Task prompt:
Among the entries that follow, find every line with the word "number" and copy it.

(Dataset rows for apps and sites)
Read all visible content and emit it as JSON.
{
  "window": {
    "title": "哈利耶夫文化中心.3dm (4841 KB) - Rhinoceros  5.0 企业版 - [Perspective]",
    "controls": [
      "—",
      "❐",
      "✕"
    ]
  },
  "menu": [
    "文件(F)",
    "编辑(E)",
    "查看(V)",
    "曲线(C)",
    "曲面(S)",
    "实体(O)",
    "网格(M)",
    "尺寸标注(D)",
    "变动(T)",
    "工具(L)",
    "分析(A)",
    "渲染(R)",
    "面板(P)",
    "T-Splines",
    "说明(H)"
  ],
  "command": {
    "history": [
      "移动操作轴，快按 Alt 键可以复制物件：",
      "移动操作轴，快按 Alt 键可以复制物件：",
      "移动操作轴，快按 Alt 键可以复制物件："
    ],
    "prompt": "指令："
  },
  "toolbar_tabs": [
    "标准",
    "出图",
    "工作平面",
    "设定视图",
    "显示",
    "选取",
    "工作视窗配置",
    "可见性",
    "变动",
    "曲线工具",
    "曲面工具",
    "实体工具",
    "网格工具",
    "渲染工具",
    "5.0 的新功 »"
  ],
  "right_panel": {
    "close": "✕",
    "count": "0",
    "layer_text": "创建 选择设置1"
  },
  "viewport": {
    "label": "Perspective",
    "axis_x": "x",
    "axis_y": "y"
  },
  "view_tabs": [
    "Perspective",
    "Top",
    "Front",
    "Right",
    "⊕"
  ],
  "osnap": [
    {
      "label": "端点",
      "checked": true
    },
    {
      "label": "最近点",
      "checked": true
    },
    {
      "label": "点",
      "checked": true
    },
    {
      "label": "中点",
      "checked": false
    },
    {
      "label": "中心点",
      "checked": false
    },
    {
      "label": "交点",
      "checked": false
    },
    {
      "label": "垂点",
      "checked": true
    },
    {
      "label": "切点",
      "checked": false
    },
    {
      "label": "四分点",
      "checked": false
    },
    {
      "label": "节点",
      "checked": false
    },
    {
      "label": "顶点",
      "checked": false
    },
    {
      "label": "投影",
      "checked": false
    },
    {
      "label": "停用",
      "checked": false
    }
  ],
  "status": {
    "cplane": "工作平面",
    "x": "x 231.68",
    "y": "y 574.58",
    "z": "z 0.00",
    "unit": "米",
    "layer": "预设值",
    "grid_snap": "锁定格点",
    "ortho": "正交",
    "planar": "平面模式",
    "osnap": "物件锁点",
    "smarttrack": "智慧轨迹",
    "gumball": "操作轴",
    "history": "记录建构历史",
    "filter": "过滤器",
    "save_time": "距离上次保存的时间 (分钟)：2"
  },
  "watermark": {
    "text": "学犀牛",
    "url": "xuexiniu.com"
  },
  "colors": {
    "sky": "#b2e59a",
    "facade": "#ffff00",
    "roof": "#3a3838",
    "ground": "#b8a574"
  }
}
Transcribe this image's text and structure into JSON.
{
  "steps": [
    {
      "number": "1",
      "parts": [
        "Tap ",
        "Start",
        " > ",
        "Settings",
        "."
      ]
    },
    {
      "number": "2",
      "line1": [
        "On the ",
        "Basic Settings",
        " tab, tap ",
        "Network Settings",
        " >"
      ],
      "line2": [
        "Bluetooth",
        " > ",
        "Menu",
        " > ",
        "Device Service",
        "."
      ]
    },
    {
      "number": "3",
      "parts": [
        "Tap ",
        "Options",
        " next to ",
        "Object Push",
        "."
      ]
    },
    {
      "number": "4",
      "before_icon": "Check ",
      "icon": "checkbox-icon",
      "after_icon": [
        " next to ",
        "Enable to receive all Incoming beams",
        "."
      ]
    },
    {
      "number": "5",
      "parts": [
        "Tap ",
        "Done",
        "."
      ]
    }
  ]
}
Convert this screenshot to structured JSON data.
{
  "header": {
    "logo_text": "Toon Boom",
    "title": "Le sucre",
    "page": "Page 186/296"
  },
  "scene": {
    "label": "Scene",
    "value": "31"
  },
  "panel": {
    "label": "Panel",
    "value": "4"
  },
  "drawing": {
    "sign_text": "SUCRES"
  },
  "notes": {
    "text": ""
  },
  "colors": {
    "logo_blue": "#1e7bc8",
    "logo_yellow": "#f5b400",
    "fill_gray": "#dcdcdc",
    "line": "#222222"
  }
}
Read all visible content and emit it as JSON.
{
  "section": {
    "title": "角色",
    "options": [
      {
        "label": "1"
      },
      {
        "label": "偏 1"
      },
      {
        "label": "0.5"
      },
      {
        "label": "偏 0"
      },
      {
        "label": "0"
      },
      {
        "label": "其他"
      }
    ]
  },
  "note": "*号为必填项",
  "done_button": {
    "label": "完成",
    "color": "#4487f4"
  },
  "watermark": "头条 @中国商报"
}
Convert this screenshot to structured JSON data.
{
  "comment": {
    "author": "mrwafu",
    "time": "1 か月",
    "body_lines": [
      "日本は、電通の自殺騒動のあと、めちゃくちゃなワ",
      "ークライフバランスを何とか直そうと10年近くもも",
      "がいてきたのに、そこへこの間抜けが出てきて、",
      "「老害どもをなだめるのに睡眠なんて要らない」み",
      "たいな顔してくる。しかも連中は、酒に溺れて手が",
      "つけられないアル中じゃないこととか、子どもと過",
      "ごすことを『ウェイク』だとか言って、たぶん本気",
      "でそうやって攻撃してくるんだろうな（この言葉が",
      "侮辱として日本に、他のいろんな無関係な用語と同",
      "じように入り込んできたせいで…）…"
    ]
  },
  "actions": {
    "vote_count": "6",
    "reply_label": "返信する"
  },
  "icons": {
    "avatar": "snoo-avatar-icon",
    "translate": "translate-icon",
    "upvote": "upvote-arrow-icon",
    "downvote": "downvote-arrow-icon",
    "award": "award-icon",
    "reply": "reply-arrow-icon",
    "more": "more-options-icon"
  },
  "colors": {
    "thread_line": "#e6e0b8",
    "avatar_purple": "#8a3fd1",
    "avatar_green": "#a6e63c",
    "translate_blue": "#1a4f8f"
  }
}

Answer to the exercise:
      "number": "1",
      "number": "2",
      "number": "3",
      "number": "4",
      "number": "5",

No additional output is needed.